— YOUR ASSIGNMENT —
Every line of the entries below that includes "SAML" belongs in the answer, copied as written.

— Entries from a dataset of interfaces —
════

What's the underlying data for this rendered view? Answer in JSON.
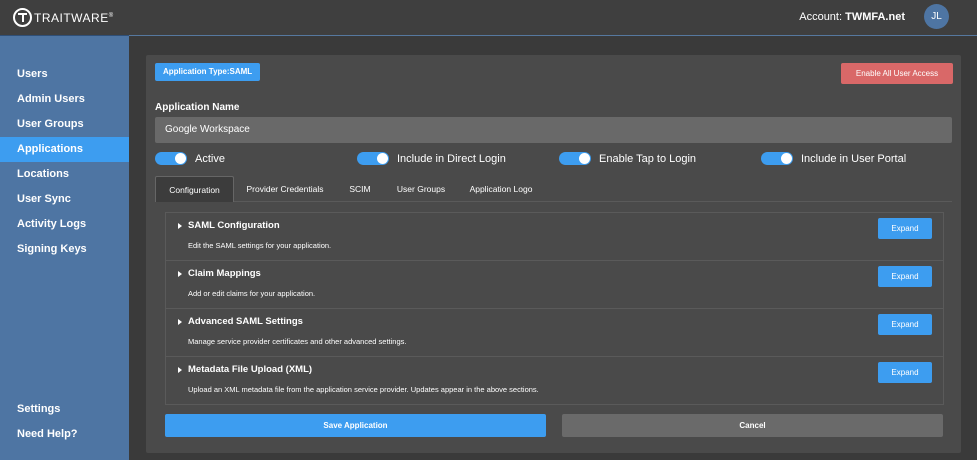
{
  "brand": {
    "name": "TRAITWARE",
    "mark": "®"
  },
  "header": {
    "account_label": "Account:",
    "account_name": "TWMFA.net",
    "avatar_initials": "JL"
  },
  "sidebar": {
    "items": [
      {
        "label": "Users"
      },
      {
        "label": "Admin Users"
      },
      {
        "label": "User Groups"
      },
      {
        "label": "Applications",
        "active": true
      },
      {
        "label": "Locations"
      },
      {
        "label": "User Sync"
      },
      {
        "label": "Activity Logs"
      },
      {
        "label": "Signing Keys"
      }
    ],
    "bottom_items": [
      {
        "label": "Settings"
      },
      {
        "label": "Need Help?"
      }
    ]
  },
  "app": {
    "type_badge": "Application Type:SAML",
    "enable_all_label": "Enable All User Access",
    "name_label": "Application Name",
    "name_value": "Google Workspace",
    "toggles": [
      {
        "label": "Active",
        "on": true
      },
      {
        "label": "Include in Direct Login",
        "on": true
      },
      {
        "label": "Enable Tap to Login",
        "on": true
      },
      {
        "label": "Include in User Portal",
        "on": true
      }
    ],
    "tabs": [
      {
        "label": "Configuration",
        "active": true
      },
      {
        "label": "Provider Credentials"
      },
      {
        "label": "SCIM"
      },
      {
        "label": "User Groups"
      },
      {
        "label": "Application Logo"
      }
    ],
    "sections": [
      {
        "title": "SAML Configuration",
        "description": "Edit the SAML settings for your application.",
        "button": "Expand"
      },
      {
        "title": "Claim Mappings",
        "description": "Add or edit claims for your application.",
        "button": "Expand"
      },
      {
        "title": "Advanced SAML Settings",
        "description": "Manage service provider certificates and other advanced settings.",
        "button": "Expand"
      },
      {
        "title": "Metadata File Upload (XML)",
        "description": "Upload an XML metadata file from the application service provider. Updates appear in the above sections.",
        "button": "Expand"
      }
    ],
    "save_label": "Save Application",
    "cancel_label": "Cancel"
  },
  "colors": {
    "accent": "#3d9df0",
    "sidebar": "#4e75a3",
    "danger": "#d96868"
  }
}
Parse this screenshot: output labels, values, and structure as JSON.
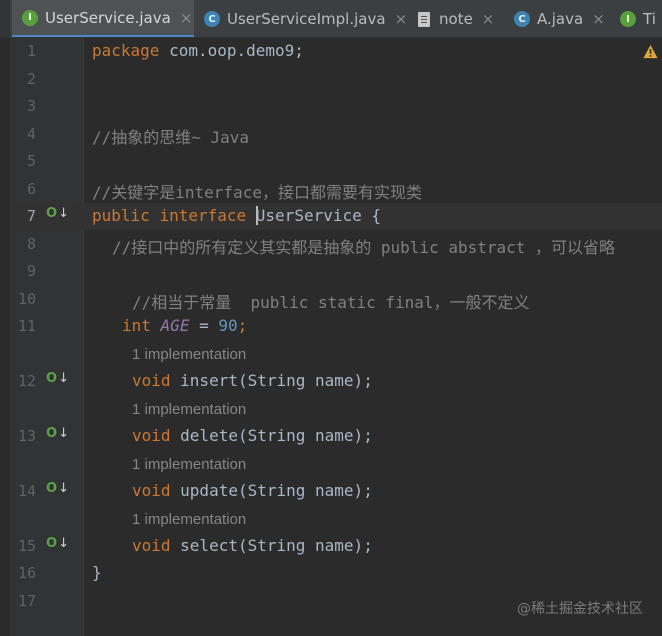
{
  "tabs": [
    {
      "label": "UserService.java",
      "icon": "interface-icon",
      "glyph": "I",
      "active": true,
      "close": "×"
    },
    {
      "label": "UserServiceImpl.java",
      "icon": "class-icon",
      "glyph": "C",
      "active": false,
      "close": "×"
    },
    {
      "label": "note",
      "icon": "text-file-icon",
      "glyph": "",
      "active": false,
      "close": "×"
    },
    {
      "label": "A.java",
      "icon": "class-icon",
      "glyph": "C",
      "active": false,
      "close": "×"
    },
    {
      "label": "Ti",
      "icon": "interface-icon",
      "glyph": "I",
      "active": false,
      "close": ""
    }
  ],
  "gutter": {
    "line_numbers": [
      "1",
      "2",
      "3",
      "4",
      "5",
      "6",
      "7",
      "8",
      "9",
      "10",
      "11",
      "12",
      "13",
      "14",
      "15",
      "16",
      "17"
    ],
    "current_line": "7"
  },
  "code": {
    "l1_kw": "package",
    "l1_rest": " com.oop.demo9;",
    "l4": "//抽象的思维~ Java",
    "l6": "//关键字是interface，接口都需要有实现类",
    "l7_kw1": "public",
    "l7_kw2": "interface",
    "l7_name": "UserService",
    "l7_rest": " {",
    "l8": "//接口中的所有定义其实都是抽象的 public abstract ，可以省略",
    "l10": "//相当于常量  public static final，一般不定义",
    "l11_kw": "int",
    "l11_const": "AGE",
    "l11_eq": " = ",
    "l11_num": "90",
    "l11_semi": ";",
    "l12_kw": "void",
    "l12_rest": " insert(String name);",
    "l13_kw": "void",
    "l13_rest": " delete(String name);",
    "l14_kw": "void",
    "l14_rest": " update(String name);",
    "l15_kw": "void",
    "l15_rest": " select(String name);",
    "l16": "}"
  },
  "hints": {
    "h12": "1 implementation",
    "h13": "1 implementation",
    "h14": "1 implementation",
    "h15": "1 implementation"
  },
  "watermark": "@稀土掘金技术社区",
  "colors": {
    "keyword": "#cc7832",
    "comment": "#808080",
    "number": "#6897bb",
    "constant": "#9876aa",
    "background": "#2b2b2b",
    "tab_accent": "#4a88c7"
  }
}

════

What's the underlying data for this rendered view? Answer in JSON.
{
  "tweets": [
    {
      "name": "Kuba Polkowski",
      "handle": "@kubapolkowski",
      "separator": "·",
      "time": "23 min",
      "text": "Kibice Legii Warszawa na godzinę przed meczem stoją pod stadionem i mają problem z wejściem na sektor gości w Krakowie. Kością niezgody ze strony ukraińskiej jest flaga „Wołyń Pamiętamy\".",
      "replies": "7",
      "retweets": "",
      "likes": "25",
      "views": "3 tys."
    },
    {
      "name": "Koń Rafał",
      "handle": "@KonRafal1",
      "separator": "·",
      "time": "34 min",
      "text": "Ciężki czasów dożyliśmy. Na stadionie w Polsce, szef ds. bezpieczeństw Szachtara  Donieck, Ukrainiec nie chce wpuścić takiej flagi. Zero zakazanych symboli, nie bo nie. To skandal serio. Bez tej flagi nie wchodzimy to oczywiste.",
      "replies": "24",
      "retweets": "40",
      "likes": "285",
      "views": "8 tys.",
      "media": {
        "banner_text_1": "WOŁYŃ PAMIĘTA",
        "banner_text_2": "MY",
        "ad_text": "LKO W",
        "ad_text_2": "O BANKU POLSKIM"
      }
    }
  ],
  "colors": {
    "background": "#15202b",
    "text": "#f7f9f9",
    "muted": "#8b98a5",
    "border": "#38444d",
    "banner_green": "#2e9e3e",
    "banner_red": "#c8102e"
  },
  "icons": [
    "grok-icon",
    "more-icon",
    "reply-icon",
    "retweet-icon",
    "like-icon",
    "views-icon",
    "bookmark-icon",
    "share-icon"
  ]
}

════

— ANSWER —
    "type_badge": "Application Type:SAML",
        "title": "SAML Configuration",
        "description": "Edit the SAML settings for your application.",
        "title": "Advanced SAML Settings",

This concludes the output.